MATERIAL TO PROCESS: Begin
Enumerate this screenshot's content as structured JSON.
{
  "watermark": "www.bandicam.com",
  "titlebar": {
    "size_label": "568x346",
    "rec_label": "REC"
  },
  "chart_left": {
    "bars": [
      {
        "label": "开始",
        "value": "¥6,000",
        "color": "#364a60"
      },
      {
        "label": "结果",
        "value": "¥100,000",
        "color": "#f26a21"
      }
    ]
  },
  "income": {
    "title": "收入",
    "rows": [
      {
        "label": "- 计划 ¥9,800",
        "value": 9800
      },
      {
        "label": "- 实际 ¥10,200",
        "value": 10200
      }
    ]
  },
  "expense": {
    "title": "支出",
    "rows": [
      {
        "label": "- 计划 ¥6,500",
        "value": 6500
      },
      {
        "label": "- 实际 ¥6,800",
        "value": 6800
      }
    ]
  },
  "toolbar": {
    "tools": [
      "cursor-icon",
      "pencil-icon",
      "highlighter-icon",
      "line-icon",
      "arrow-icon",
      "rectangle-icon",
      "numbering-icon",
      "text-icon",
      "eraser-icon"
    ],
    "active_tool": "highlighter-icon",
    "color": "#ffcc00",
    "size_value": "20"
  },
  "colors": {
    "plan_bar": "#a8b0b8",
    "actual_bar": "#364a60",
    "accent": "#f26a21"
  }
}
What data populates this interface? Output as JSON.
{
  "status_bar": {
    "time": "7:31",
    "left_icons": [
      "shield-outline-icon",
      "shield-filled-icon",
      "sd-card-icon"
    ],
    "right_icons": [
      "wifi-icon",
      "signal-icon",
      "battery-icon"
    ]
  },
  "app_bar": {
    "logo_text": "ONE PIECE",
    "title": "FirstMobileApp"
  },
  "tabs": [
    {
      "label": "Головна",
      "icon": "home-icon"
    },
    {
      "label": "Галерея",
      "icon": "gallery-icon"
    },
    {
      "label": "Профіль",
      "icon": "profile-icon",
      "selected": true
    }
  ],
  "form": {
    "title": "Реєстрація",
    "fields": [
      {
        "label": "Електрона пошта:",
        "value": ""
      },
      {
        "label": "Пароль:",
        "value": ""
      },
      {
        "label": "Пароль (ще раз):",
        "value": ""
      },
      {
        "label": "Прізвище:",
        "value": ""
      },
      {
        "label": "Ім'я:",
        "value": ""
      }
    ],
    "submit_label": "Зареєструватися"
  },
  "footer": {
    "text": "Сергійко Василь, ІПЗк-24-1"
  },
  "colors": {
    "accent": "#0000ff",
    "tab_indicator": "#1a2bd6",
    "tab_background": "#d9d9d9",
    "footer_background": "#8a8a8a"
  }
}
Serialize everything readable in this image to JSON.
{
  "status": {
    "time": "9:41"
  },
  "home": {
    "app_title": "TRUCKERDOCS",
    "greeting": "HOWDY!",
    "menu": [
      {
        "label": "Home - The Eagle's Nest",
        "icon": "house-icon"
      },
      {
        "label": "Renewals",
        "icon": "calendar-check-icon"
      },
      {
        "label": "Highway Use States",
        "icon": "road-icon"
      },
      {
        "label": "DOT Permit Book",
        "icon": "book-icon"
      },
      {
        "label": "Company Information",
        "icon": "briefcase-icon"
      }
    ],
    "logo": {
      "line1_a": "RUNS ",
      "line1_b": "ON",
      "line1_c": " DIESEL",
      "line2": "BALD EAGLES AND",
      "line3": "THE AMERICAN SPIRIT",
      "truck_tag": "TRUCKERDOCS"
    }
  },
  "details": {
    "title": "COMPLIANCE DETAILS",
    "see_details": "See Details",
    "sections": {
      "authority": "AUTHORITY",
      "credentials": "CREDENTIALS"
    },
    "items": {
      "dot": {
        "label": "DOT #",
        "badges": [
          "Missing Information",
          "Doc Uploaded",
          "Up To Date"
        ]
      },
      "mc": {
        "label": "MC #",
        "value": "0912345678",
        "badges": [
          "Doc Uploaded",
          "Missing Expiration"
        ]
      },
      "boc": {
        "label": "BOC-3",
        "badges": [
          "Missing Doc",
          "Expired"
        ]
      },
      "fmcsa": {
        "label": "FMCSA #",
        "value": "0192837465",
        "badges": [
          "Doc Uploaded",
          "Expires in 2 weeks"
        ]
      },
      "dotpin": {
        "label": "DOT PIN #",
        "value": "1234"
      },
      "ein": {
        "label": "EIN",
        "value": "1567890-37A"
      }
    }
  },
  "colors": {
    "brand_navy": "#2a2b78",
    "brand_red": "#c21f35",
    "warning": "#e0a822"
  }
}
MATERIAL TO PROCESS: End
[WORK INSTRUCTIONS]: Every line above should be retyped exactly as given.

[TASK ANSWER]:
Enumerate this screenshot's content as structured JSON.
{
  "watermark": "www.bandicam.com",
  "titlebar": {
    "size_label": "568x346",
    "rec_label": "REC"
  },
  "chart_left": {
    "bars": [
      {
        "label": "开始",
        "value": "¥6,000",
        "color": "#364a60"
      },
      {
        "label": "结果",
        "value": "¥100,000",
        "color": "#f26a21"
      }
    ]
  },
  "income": {
    "title": "收入",
    "rows": [
      {
        "label": "- 计划 ¥9,800",
        "value": 9800
      },
      {
        "label": "- 实际 ¥10,200",
        "value": 10200
      }
    ]
  },
  "expense": {
    "title": "支出",
    "rows": [
      {
        "label": "- 计划 ¥6,500",
        "value": 6500
      },
      {
        "label": "- 实际 ¥6,800",
        "value": 6800
      }
    ]
  },
  "toolbar": {
    "tools": [
      "cursor-icon",
      "pencil-icon",
      "highlighter-icon",
      "line-icon",
      "arrow-icon",
      "rectangle-icon",
      "numbering-icon",
      "text-icon",
      "eraser-icon"
    ],
    "active_tool": "highlighter-icon",
    "color": "#ffcc00",
    "size_value": "20"
  },
  "colors": {
    "plan_bar": "#a8b0b8",
    "actual_bar": "#364a60",
    "accent": "#f26a21"
  }
}
What data populates this interface? Output as JSON.
{
  "status_bar": {
    "time": "7:31",
    "left_icons": [
      "shield-outline-icon",
      "shield-filled-icon",
      "sd-card-icon"
    ],
    "right_icons": [
      "wifi-icon",
      "signal-icon",
      "battery-icon"
    ]
  },
  "app_bar": {
    "logo_text": "ONE PIECE",
    "title": "FirstMobileApp"
  },
  "tabs": [
    {
      "label": "Головна",
      "icon": "home-icon"
    },
    {
      "label": "Галерея",
      "icon": "gallery-icon"
    },
    {
      "label": "Профіль",
      "icon": "profile-icon",
      "selected": true
    }
  ],
  "form": {
    "title": "Реєстрація",
    "fields": [
      {
        "label": "Електрона пошта:",
        "value": ""
      },
      {
        "label": "Пароль:",
        "value": ""
      },
      {
        "label": "Пароль (ще раз):",
        "value": ""
      },
      {
        "label": "Прізвище:",
        "value": ""
      },
      {
        "label": "Ім'я:",
        "value": ""
      }
    ],
    "submit_label": "Зареєструватися"
  },
  "footer": {
    "text": "Сергійко Василь, ІПЗк-24-1"
  },
  "colors": {
    "accent": "#0000ff",
    "tab_indicator": "#1a2bd6",
    "tab_background": "#d9d9d9",
    "footer_background": "#8a8a8a"
  }
}
Serialize everything readable in this image to JSON.
{
  "status": {
    "time": "9:41"
  },
  "home": {
    "app_title": "TRUCKERDOCS",
    "greeting": "HOWDY!",
    "menu": [
      {
        "label": "Home - The Eagle's Nest",
        "icon": "house-icon"
      },
      {
        "label": "Renewals",
        "icon": "calendar-check-icon"
      },
      {
        "label": "Highway Use States",
        "icon": "road-icon"
      },
      {
        "label": "DOT Permit Book",
        "icon": "book-icon"
      },
      {
        "label": "Company Information",
        "icon": "briefcase-icon"
      }
    ],
    "logo": {
      "line1_a": "RUNS ",
      "line1_b": "ON",
      "line1_c": " DIESEL",
      "line2": "BALD EAGLES AND",
      "line3": "THE AMERICAN SPIRIT",
      "truck_tag": "TRUCKERDOCS"
    }
  },
  "details": {
    "title": "COMPLIANCE DETAILS",
    "see_details": "See Details",
    "sections": {
      "authority": "AUTHORITY",
      "credentials": "CREDENTIALS"
    },
    "items": {
      "dot": {
        "label": "DOT #",
        "badges": [
          "Missing Information",
          "Doc Uploaded",
          "Up To Date"
        ]
      },
      "mc": {
        "label": "MC #",
        "value": "0912345678",
        "badges": [
          "Doc Uploaded",
          "Missing Expiration"
        ]
      },
      "boc": {
        "label": "BOC-3",
        "badges": [
          "Missing Doc",
          "Expired"
        ]
      },
      "fmcsa": {
        "label": "FMCSA #",
        "value": "0192837465",
        "badges": [
          "Doc Uploaded",
          "Expires in 2 weeks"
        ]
      },
      "dotpin": {
        "label": "DOT PIN #",
        "value": "1234"
      },
      "ein": {
        "label": "EIN",
        "value": "1567890-37A"
      }
    }
  },
  "colors": {
    "brand_navy": "#2a2b78",
    "brand_red": "#c21f35",
    "warning": "#e0a822"
  }
}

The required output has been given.